The reheapify algorithm implementations `_sink()`

and `_swim()`

are based on `_siftup()`

and `_siftdown()`

from the pure python version of the `heapq`

module. By default, items with *smaller* pkeys have *higher* priority.

Why include the "Entry" classes instead of just store items as, say, (dkey, pkey) tuples?

The reheapify algorithms use only the "<" comparator, making it easy to change the ranking behavior from a min- to a max-heap or some other custom ranking order just by overloading

`__lt__`

of the Entry class.If the items in the dictionary are to have changeable priority keys, it probably makes more sense to store them in the heap as something mutable. The caveat is that you'll get into trouble if you simply shallow copy a PQDict. You have to implement a copy method that copies the entry objects too.

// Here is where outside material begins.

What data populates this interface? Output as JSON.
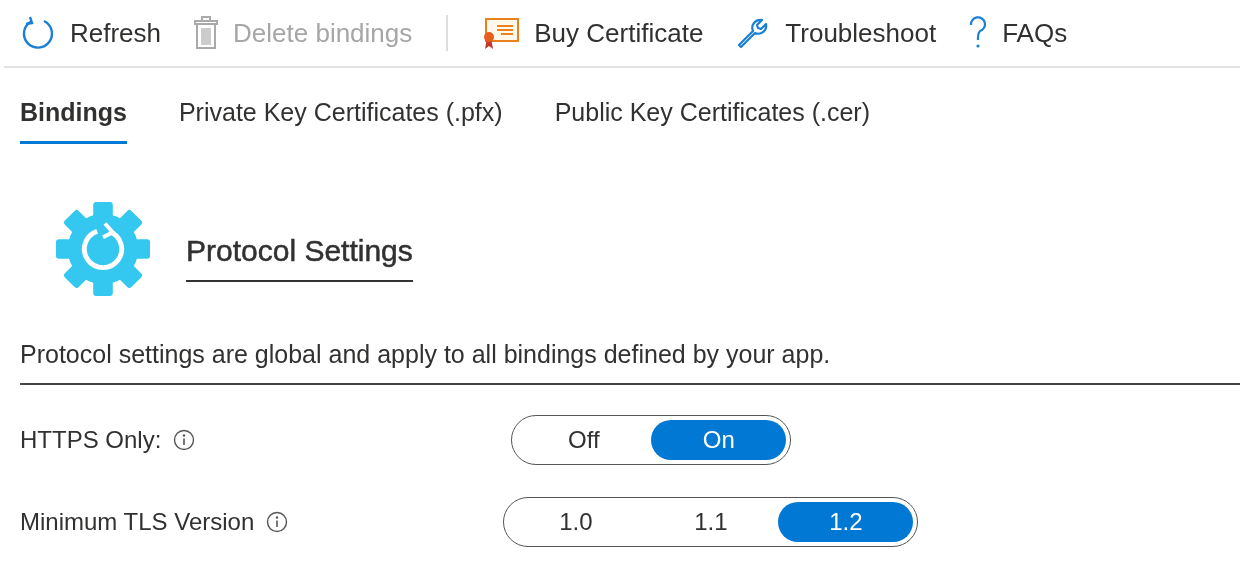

A different approach would be for the reheapify algorithms to use a custom comparator function (returning -1, 0 or 1) to compare the dictionary's items, but I chose not to go down that route since `cmp()`

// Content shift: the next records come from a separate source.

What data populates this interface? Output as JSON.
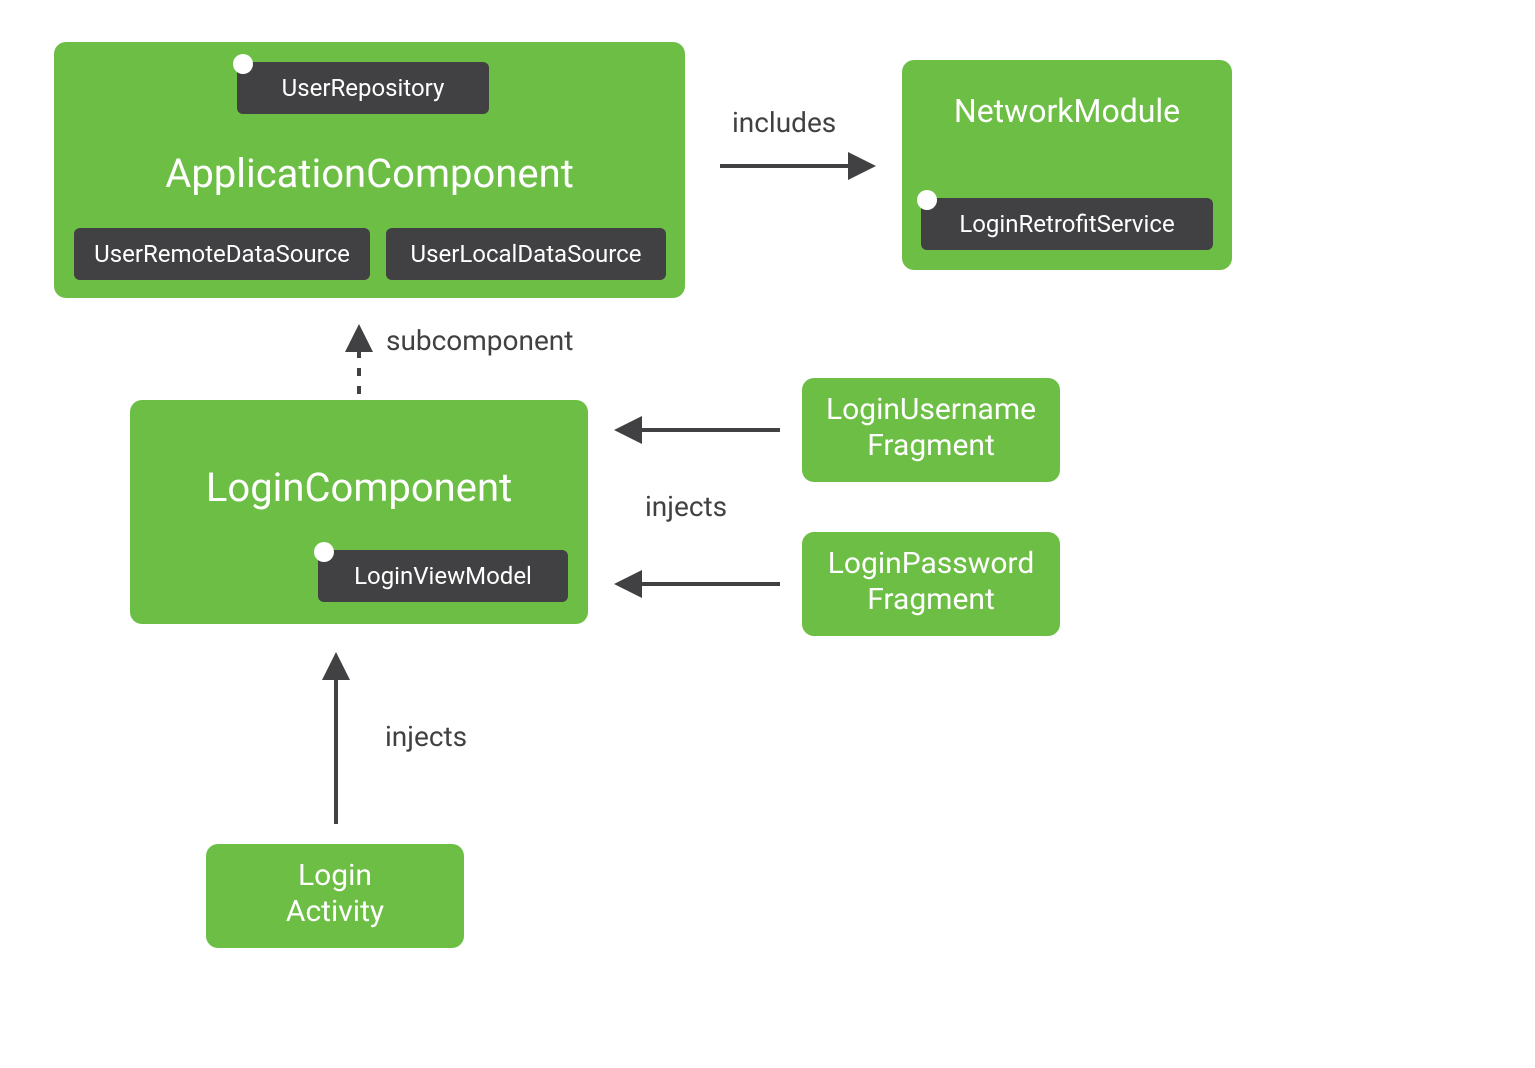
{
  "colors": {
    "box_green": "#6cbe45",
    "chip_dark": "#414042",
    "text_light": "#ffffff",
    "label_gray": "#414042"
  },
  "nodes": {
    "application_component": {
      "title": "ApplicationComponent",
      "chips": {
        "user_repository": "UserRepository",
        "user_remote_ds": "UserRemoteDataSource",
        "user_local_ds": "UserLocalDataSource"
      }
    },
    "network_module": {
      "title": "NetworkModule",
      "chips": {
        "login_retrofit_service": "LoginRetrofitService"
      }
    },
    "login_component": {
      "title": "LoginComponent",
      "chips": {
        "login_view_model": "LoginViewModel"
      }
    },
    "login_username_fragment": {
      "title": "LoginUsername\nFragment"
    },
    "login_password_fragment": {
      "title": "LoginPassword\nFragment"
    },
    "login_activity": {
      "title": "Login\nActivity"
    }
  },
  "edges": {
    "includes": "includes",
    "subcomponent": "subcomponent",
    "injects_top": "injects",
    "injects_bottom": "injects"
  }
}
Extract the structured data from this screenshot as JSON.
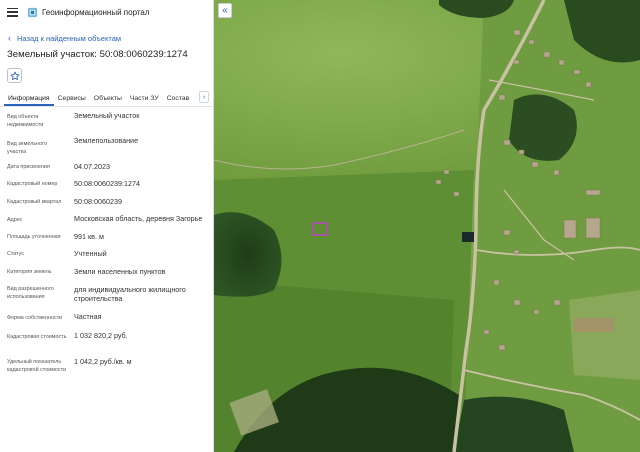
{
  "header": {
    "app_title": "Геоинформационный портал",
    "menu_icon": "hamburger-icon",
    "logo_icon": "portal-logo-icon"
  },
  "back_link": {
    "label": "Назад к найденным объектам"
  },
  "object": {
    "title": "Земельный участок: 50:08:0060239:1274"
  },
  "tabs": [
    {
      "label": "Информация",
      "active": true
    },
    {
      "label": "Сервисы"
    },
    {
      "label": "Объекты"
    },
    {
      "label": "Части ЗУ"
    },
    {
      "label": "Состав"
    }
  ],
  "attributes": [
    {
      "label": "Вид объекта недвижимости",
      "value": "Земельный участок"
    },
    {
      "label": "Вид земельного участка",
      "value": "Землепользование"
    },
    {
      "label": "Дата присвоения",
      "value": "04.07.2023"
    },
    {
      "label": "Кадастровый номер",
      "value": "50:08:0060239:1274"
    },
    {
      "label": "Кадастровый квартал",
      "value": "50:08:0060239"
    },
    {
      "label": "Адрес",
      "value": "Московская область, деревня Загорье"
    },
    {
      "label": "Площадь уточненная",
      "value": "991 кв. м"
    },
    {
      "label": "Статус",
      "value": "Учтенный"
    },
    {
      "label": "Категория земель",
      "value": "Земли населенных пунктов"
    },
    {
      "label": "Вид разрешенного использования",
      "value": "для индивидуального жилищного строительства"
    },
    {
      "label": "Форма собственности",
      "value": "Частная"
    },
    {
      "label": "Кадастровая стоимость",
      "value": "1 032 820,2 руб."
    },
    {
      "label": "Удельный показатель кадастровой стоимости",
      "value": "1 042,2 руб./кв. м"
    }
  ],
  "colors": {
    "accent": "#2a63b8",
    "parcel": "#c23fd0"
  }
}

is deprecated and we are encouraged to overload rich comparison operators for this type of thing.

###### Note on iterators:

`__iter__()`

provides an iterator that returns items in arbitrary order, while `iteritems()`

provides a generator that actually pops items off the heap in sorted order. Similar "heapsort iterators" over the dkeys and pkeys can easily be included.

###### Improvements?

One would probably be to tidy up the "not a < b" notation by throwing in the other rich comparison methods with a mixin...

If you're looking for an API similar to that provided by a priority queue, check out the sortedcontainers module. It implements sorted list, sorted dict, and sorted set data types in pure-Python and is fast-as-C implementations (even faster!). Learn more about sortedcontainers, available on PyPI and github.